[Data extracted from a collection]

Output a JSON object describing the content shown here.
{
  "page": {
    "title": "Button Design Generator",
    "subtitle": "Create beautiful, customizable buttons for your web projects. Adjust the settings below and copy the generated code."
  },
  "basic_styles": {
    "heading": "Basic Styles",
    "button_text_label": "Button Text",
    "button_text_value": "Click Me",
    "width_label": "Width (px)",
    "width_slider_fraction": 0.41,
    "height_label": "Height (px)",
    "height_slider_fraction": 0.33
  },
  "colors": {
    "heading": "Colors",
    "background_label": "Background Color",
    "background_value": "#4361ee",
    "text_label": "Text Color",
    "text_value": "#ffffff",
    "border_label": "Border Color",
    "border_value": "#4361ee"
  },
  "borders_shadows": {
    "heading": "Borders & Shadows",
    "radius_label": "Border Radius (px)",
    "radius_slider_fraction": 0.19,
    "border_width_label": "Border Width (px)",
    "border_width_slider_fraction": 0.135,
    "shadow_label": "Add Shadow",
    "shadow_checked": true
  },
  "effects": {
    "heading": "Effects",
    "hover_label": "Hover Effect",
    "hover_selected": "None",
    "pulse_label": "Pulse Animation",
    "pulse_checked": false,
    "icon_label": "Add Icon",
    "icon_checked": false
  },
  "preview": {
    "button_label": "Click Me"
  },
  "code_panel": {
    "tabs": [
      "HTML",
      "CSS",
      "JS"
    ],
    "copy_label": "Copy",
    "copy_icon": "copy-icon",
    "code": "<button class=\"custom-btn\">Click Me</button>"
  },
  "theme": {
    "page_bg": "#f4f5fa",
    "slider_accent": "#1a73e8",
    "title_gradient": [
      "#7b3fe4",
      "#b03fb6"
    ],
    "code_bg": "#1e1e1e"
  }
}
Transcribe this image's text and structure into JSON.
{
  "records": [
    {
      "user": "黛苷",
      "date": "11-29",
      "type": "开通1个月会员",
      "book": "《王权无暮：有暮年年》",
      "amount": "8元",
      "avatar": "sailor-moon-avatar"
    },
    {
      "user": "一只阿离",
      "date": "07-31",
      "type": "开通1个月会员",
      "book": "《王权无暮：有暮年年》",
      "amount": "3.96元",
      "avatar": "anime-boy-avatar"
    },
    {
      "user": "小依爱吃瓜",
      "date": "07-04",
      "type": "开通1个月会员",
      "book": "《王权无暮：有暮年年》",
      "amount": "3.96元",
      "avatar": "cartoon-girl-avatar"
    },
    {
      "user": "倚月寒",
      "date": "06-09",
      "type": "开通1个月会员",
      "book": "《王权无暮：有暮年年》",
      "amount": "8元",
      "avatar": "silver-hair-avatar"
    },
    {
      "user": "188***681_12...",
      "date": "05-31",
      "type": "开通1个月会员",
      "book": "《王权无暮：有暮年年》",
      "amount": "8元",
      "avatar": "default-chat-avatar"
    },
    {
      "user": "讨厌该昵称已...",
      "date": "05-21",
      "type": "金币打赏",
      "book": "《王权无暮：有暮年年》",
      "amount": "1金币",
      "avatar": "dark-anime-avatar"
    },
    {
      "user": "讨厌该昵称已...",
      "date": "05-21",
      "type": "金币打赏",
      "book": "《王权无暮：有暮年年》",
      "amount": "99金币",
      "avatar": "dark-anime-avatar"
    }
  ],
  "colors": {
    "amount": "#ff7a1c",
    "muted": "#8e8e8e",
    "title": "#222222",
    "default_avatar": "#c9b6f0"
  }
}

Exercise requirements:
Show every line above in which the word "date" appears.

Answer:
      "date": "11-29",
      "date": "07-31",
      "date": "07-04",
      "date": "06-09",
      "date": "05-31",
      "date": "05-21",
      "date": "05-21",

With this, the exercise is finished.